ABOUT THIS EXERCISE =
Go through the data below. Pull out every line that has the word "JSON".

MATERIAL SHOWN =
·····

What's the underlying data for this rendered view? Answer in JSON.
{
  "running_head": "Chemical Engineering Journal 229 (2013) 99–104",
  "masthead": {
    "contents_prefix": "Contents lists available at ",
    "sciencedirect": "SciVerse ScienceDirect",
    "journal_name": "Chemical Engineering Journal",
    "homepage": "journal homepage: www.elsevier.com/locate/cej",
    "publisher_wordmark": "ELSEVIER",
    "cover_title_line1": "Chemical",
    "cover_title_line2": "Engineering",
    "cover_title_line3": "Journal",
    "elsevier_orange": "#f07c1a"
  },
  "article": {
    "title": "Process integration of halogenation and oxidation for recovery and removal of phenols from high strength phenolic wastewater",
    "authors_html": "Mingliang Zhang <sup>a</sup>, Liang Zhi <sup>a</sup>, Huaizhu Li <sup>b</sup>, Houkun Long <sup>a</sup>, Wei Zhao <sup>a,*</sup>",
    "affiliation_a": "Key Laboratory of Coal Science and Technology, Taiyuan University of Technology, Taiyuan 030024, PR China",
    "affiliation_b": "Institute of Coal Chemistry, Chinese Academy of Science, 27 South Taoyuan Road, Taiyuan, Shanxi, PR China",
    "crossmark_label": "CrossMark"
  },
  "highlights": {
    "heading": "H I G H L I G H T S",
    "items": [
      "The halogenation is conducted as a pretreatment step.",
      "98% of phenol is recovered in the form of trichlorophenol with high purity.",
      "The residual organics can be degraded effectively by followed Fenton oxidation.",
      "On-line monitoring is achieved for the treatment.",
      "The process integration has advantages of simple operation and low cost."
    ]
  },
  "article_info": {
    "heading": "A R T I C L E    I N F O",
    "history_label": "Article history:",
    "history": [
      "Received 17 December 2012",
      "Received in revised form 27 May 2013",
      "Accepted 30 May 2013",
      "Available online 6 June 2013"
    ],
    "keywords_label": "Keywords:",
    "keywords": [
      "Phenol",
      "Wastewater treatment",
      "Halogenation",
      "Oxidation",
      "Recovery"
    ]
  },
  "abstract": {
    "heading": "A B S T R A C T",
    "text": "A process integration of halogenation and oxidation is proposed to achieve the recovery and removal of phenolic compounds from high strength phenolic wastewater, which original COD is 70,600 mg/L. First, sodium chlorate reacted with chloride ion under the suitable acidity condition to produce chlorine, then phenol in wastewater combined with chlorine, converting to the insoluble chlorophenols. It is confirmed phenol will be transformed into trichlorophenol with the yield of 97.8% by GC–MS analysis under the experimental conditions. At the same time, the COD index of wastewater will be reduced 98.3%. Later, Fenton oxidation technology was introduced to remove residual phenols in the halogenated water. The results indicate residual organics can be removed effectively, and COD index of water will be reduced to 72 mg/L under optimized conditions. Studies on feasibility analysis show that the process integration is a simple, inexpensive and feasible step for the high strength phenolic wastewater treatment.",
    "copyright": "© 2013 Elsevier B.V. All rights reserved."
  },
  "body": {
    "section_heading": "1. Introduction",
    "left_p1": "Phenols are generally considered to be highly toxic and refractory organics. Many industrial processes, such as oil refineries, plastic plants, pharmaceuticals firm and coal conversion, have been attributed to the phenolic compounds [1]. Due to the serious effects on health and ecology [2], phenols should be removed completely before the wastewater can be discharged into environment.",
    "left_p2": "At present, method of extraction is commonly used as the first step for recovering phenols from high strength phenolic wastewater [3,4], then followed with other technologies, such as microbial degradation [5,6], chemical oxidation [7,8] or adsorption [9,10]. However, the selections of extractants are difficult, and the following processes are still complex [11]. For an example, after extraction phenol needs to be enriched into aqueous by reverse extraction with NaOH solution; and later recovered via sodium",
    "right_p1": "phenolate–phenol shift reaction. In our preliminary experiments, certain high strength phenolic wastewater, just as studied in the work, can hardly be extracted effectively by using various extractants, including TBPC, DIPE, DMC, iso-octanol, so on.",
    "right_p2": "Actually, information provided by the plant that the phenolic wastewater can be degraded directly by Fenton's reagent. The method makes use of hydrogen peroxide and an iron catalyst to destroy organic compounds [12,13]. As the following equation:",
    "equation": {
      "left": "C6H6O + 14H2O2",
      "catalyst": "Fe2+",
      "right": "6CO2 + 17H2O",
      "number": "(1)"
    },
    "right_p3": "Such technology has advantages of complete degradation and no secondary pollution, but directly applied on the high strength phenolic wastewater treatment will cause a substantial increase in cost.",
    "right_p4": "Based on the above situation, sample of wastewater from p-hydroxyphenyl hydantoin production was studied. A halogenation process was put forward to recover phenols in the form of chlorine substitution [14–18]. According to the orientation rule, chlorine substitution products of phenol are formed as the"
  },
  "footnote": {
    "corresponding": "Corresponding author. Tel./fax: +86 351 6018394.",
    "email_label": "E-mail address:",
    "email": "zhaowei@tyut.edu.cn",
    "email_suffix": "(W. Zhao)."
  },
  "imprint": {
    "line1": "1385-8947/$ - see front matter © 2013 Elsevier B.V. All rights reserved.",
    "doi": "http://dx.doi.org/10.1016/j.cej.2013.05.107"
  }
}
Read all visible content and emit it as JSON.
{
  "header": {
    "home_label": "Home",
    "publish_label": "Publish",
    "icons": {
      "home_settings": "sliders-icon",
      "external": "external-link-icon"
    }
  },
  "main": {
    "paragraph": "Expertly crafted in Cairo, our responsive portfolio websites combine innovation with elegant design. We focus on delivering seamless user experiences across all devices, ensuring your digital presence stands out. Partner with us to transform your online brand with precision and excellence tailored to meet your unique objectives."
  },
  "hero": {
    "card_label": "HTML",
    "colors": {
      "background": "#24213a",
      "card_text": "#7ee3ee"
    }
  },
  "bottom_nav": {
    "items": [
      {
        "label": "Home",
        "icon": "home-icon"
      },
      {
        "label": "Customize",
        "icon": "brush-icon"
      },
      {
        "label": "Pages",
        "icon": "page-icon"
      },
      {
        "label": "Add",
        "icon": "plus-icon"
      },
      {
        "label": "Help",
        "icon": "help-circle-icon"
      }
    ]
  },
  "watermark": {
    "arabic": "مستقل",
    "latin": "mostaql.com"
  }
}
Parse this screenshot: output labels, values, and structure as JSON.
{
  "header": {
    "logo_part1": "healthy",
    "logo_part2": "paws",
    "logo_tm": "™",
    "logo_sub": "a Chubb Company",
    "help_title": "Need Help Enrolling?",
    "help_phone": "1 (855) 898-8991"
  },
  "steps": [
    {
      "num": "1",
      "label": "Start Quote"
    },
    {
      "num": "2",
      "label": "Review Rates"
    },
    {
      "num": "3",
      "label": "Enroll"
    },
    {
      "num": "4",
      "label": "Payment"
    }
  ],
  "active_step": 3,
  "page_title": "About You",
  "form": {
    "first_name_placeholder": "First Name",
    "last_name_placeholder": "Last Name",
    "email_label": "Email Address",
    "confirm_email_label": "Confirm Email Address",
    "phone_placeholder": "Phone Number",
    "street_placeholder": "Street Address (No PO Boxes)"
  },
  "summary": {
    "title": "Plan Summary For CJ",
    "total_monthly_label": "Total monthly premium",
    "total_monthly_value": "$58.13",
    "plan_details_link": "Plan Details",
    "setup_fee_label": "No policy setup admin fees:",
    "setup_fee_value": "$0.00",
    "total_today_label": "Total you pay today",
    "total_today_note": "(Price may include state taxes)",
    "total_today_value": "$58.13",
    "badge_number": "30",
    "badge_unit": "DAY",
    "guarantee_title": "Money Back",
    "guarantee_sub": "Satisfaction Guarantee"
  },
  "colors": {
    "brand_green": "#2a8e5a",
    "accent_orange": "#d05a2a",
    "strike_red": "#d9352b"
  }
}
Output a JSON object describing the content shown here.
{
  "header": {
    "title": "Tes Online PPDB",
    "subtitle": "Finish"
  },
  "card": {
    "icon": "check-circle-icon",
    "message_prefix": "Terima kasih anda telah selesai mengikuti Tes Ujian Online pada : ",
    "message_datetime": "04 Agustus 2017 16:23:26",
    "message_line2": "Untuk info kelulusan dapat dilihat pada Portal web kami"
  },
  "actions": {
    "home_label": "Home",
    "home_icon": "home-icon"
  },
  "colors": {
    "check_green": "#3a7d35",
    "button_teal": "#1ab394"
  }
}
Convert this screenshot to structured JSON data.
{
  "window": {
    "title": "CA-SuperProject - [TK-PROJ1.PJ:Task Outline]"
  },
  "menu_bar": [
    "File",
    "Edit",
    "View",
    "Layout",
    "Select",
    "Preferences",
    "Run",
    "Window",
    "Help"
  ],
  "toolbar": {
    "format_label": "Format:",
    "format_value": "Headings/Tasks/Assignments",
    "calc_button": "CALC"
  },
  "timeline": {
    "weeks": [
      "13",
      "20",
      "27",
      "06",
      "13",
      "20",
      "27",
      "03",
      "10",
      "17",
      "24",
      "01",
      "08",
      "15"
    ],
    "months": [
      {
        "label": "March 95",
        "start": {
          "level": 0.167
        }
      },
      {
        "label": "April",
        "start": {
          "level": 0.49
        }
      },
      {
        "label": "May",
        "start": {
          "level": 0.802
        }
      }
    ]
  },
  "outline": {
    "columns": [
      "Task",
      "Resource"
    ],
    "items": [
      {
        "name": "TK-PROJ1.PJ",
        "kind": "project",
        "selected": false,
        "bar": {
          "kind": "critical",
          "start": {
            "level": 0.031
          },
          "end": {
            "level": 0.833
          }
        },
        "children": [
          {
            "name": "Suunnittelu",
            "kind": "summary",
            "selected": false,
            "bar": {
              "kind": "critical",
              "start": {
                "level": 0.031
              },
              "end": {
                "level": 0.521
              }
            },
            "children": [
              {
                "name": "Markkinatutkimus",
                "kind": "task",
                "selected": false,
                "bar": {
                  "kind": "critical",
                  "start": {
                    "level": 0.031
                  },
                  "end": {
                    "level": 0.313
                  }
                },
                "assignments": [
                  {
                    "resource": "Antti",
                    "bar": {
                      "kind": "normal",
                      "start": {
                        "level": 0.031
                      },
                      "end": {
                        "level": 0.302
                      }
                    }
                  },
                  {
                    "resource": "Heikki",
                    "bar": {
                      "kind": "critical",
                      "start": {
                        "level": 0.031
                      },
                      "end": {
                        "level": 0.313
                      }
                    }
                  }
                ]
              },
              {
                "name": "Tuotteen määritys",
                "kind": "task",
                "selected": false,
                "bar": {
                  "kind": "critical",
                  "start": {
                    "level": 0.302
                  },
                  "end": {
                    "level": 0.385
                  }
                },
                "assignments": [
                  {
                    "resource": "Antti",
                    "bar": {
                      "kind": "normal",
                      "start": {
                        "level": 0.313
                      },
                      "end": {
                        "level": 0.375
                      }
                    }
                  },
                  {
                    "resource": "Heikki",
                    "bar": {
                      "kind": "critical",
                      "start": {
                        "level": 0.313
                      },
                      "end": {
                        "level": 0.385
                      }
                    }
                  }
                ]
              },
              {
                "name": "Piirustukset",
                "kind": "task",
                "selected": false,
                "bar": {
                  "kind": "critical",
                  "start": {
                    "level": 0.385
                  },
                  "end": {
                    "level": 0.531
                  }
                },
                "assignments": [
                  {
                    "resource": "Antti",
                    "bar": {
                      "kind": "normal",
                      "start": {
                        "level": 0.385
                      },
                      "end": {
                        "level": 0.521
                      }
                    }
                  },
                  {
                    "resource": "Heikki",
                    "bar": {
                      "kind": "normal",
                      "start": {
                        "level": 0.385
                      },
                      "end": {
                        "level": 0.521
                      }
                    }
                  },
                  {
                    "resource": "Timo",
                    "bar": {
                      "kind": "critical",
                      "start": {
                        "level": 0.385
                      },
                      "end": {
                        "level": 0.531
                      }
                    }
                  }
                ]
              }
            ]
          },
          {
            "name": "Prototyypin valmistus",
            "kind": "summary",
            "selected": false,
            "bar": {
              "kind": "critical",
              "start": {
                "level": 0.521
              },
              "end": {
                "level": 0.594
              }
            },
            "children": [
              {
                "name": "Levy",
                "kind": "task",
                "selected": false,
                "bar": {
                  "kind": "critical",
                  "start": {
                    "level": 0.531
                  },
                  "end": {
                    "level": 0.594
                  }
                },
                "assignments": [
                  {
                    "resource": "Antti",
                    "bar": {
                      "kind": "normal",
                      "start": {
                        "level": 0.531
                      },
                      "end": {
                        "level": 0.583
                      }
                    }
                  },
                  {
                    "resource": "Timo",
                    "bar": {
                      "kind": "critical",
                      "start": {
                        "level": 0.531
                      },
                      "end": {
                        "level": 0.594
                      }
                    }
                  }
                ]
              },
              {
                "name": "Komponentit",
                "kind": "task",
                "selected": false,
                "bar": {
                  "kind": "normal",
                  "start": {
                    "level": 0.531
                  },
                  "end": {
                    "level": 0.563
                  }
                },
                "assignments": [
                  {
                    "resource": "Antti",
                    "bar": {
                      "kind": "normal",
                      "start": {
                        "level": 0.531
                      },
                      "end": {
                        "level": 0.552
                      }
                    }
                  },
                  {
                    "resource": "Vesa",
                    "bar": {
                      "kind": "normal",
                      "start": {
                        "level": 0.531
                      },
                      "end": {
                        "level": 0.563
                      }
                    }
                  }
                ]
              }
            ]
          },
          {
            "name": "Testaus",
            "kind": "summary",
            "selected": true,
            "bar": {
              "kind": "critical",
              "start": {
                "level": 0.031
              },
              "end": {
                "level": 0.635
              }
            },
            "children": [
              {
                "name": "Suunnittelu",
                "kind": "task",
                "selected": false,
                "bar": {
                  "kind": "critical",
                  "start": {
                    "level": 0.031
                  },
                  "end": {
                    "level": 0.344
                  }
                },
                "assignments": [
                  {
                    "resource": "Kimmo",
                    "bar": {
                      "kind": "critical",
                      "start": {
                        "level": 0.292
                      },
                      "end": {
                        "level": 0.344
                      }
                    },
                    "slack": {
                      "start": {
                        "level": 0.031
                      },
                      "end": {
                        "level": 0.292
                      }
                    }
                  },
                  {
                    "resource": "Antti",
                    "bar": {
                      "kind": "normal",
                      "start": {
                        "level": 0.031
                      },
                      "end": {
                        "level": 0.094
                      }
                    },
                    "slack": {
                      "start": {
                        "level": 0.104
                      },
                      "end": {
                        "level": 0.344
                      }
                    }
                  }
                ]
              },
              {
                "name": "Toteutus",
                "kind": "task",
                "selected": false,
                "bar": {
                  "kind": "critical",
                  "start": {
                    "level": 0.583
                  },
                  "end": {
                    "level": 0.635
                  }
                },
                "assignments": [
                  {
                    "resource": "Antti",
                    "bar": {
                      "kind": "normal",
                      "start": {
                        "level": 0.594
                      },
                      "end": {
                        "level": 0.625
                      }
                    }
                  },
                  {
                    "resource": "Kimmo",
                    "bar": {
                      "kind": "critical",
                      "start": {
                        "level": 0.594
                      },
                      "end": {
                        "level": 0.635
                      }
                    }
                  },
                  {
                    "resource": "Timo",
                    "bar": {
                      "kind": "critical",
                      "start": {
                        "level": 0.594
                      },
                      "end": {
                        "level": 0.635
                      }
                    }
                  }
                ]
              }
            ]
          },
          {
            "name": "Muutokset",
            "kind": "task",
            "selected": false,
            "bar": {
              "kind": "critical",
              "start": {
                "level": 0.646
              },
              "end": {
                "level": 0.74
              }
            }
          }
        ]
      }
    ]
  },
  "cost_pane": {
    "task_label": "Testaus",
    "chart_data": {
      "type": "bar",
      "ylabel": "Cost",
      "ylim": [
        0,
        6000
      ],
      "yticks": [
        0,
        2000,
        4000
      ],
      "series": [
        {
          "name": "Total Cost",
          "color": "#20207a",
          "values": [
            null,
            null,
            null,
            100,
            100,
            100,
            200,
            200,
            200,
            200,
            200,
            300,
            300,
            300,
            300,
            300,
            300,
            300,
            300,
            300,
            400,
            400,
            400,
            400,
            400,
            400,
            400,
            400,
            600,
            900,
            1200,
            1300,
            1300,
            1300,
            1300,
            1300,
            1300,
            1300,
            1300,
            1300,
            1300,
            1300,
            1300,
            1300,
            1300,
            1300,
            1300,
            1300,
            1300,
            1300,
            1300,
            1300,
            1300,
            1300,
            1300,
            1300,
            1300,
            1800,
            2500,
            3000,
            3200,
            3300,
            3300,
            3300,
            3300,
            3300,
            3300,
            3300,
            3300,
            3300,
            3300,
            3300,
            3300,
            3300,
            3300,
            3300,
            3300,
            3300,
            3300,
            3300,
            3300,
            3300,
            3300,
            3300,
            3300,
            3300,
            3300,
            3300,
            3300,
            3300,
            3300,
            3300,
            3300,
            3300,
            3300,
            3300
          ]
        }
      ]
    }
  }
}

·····

RESPONSE TO THIS TASK =
What's the underlying data for this rendered view? Answer in JSON.
Read all visible content and emit it as JSON.
Parse this screenshot: output labels, values, and structure as JSON.
Output a JSON object describing the content shown here.
Convert this screenshot to structured JSON data.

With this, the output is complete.